“We were supposed to play in Cadiz and in the end we changed the venue to La Cartuja. That wouldn’t happen with the boys.”

France had already qualified for the Olympics automatically as the host country and Herve Renard’s team are now hoping to win a first international title in the Nations League to set them up for the Games.

The Netherlands entertain Germany in Heerenveen in the third-place play-off with the winner of that game also progressing to Paris 2024.

Germany lost 2-1 to France in Lyon in their semifinal last Friday and so must now overcome the Dutch if they are to go to the Olympics, in which they won the gold medal in Rio de Janeiro in 2016.

After flopping at last year’s World Cup, in which they exited in the group stage, their form has improved under veteran interim coach Horst Hrubesch, who took Germany’s men to the final of the 2016 Olympics.

However, the Dutch — whose coach Andries Jonker used to manage Wolfsburg in the men’s German Bundesliga — are hoping to make the most of home advantage at the Abe Lenstra Stadion.

“We still have a chance,” of reaching the Olympics, said captain Sherida Spitse after the semifinal.

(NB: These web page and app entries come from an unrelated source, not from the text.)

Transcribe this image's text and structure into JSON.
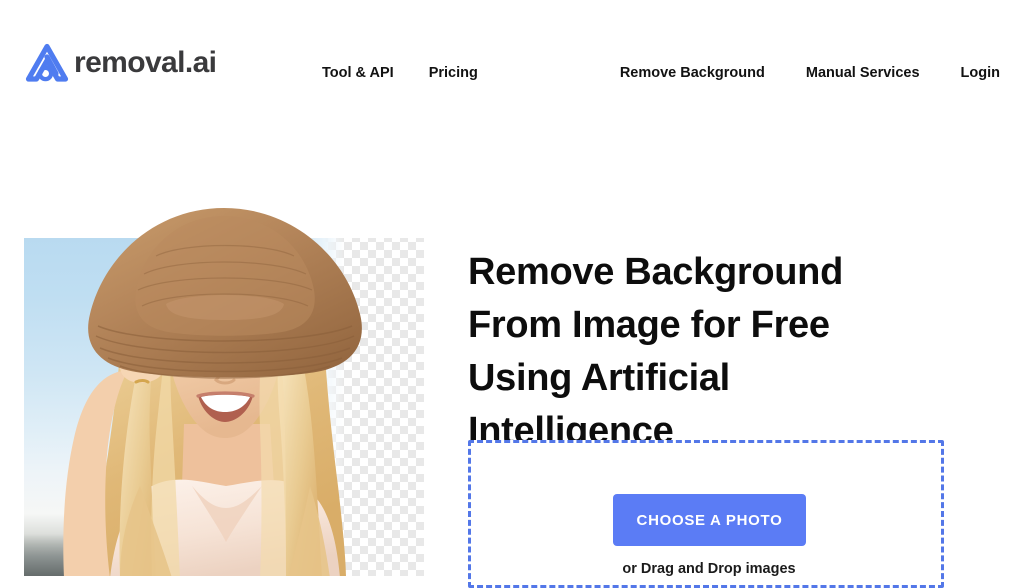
{
  "brand": {
    "logo_icon": "removal-ai-logo-icon",
    "wordmark": "removal.ai",
    "accent_color": "#5b7cf5",
    "wordmark_color": "#3a3a3c"
  },
  "nav": {
    "left_items": [
      {
        "label": "Tool & API"
      },
      {
        "label": "Pricing"
      }
    ],
    "right_items": [
      {
        "label": "Remove Background"
      },
      {
        "label": "Manual Services"
      },
      {
        "label": "Login"
      }
    ]
  },
  "hero": {
    "image_alt": "Smiling blonde woman wearing a straw hat, half original sky background and half transparent checkerboard",
    "checker_color": "#d6d6d6",
    "sky_color": "#b3d7ef"
  },
  "main": {
    "headline": "Remove Background From Image for Free Using Artificial Intelligence",
    "headline_lines": [
      "Remove Background From",
      "Image for Free Using",
      "Artificial Intelligence"
    ],
    "dropzone": {
      "button_label": "CHOOSE A PHOTO",
      "drag_text": "or Drag and Drop images",
      "border_color": "#5377e8",
      "button_color": "#5b7cf5"
    }
  }
}
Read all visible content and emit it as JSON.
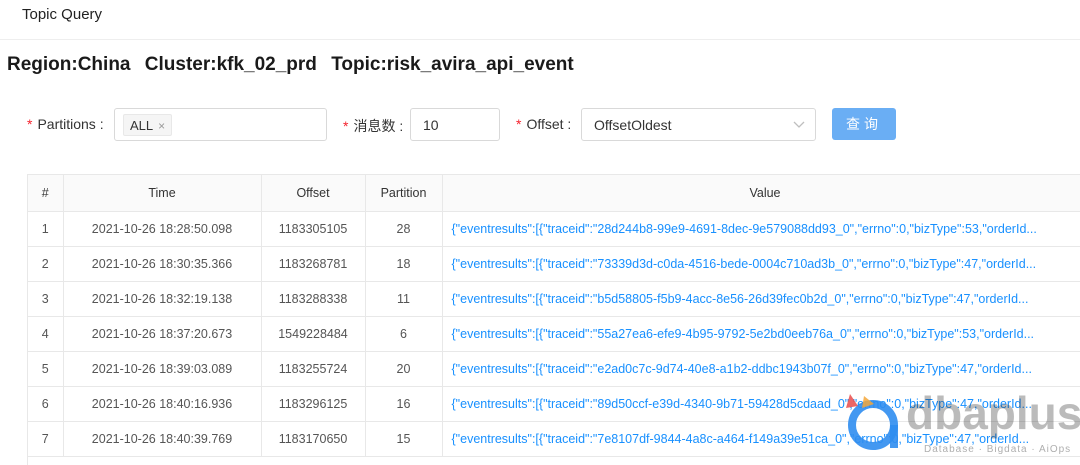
{
  "app": {
    "title": "Topic Query"
  },
  "heading": {
    "region": "Region:China",
    "cluster": "Cluster:kfk_02_prd",
    "topic": "Topic:risk_avira_api_event"
  },
  "form": {
    "required_mark": "*",
    "partitions_label": "Partitions :",
    "partitions_tag": "ALL",
    "partitions_tag_remove": "×",
    "count_label": "消息数 :",
    "count_value": "10",
    "offset_label": "Offset :",
    "offset_value": "OffsetOldest",
    "offset_icon": "chevron-down-icon",
    "query_button": "查询"
  },
  "colors": {
    "primary_button": "#6aaef4",
    "link": "#1890ff",
    "required": "#f5222d"
  },
  "table": {
    "columns": [
      "#",
      "Time",
      "Offset",
      "Partition",
      "Value"
    ],
    "rows": [
      {
        "n": "1",
        "time": "2021-10-26 18:28:50.098",
        "offset": "1183305105",
        "partition": "28",
        "value": "{\"eventresults\":[{\"traceid\":\"28d244b8-99e9-4691-8dec-9e579088dd93_0\",\"errno\":0,\"bizType\":53,\"orderId..."
      },
      {
        "n": "2",
        "time": "2021-10-26 18:30:35.366",
        "offset": "1183268781",
        "partition": "18",
        "value": "{\"eventresults\":[{\"traceid\":\"73339d3d-c0da-4516-bede-0004c710ad3b_0\",\"errno\":0,\"bizType\":47,\"orderId..."
      },
      {
        "n": "3",
        "time": "2021-10-26 18:32:19.138",
        "offset": "1183288338",
        "partition": "11",
        "value": "{\"eventresults\":[{\"traceid\":\"b5d58805-f5b9-4acc-8e56-26d39fec0b2d_0\",\"errno\":0,\"bizType\":47,\"orderId..."
      },
      {
        "n": "4",
        "time": "2021-10-26 18:37:20.673",
        "offset": "1549228484",
        "partition": "6",
        "value": "{\"eventresults\":[{\"traceid\":\"55a27ea6-efe9-4b95-9792-5e2bd0eeb76a_0\",\"errno\":0,\"bizType\":53,\"orderId..."
      },
      {
        "n": "5",
        "time": "2021-10-26 18:39:03.089",
        "offset": "1183255724",
        "partition": "20",
        "value": "{\"eventresults\":[{\"traceid\":\"e2ad0c7c-9d74-40e8-a1b2-ddbc1943b07f_0\",\"errno\":0,\"bizType\":47,\"orderId..."
      },
      {
        "n": "6",
        "time": "2021-10-26 18:40:16.936",
        "offset": "1183296125",
        "partition": "16",
        "value": "{\"eventresults\":[{\"traceid\":\"89d50ccf-e39d-4340-9b71-59428d5cdaad_0\",\"errno\":0,\"bizType\":47,\"orderId..."
      },
      {
        "n": "7",
        "time": "2021-10-26 18:40:39.769",
        "offset": "1183170650",
        "partition": "15",
        "value": "{\"eventresults\":[{\"traceid\":\"7e8107df-9844-4a8c-a464-f149a39e51ca_0\",\"errno\":0,\"bizType\":47,\"orderId..."
      }
    ]
  },
  "watermark": {
    "brand": "dbaplus",
    "tagline": "Database · Bigdata · AiOps"
  }
}
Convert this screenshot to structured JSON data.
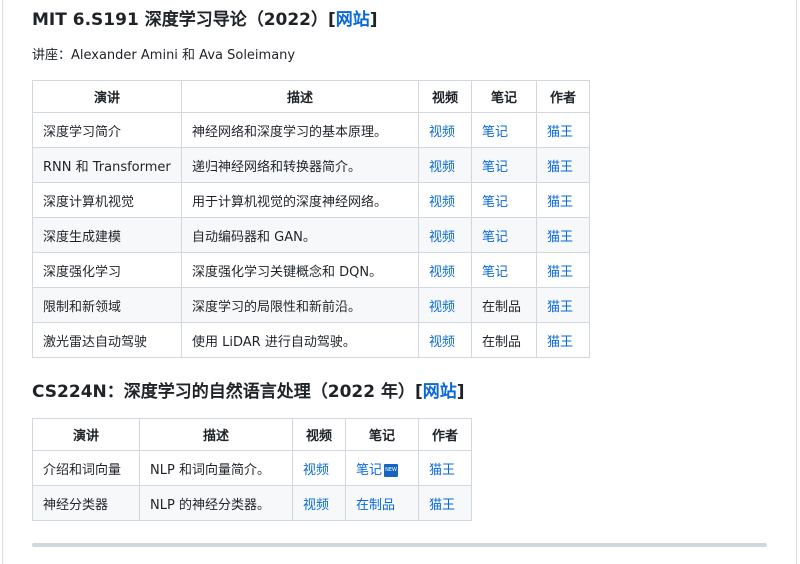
{
  "section1": {
    "title": "MIT 6.S191 深度学习导论（2022）",
    "bracket_open": "[",
    "link": "网站",
    "bracket_close": "]",
    "lecturer": "讲座：Alexander Amini 和 Ava Soleimany",
    "headers": [
      "演讲",
      "描述",
      "视频",
      "笔记",
      "作者"
    ],
    "rows": [
      {
        "topic": "深度学习简介",
        "desc": "神经网络和深度学习的基本原理。",
        "video": "视频",
        "notes": "笔记",
        "author": "猫王"
      },
      {
        "topic": "RNN 和 Transformer",
        "desc": "递归神经网络和转换器简介。",
        "video": "视频",
        "notes": "笔记",
        "author": "猫王"
      },
      {
        "topic": "深度计算机视觉",
        "desc": "用于计算机视觉的深度神经网络。",
        "video": "视频",
        "notes": "笔记",
        "author": "猫王"
      },
      {
        "topic": "深度生成建模",
        "desc": "自动编码器和 GAN。",
        "video": "视频",
        "notes": "笔记",
        "author": "猫王"
      },
      {
        "topic": "深度强化学习",
        "desc": "深度强化学习关键概念和 DQN。",
        "video": "视频",
        "notes": "笔记",
        "author": "猫王"
      },
      {
        "topic": "限制和新领域",
        "desc": "深度学习的局限性和新前沿。",
        "video": "视频",
        "notes": "在制品",
        "author": "猫王"
      },
      {
        "topic": "激光雷达自动驾驶",
        "desc": "使用 LiDAR 进行自动驾驶。",
        "video": "视频",
        "notes": "在制品",
        "author": "猫王"
      }
    ]
  },
  "section2": {
    "title": "CS224N：深度学习的自然语言处理（2022 年）",
    "bracket_open": "[",
    "link": "网站",
    "bracket_close": "]",
    "headers": [
      "演讲",
      "描述",
      "视频",
      "笔记",
      "作者"
    ],
    "rows": [
      {
        "topic": "介绍和词向量",
        "desc": "NLP 和词向量简介。",
        "video": "视频",
        "notes": "笔记",
        "author": "猫王",
        "badge": "NEW"
      },
      {
        "topic": "神经分类器",
        "desc": "NLP 的神经分类器。",
        "video": "视频",
        "notes": "在制品",
        "author": "猫王"
      }
    ]
  },
  "colors": {
    "link": "#0969da",
    "border": "#d0d7de",
    "stripe": "#f6f8fa",
    "badge": "#1565c0"
  },
  "icons": {
    "new_badge": "new-badge-icon"
  }
}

“We are very happy with that. We are playing at home with the crowd behind us.”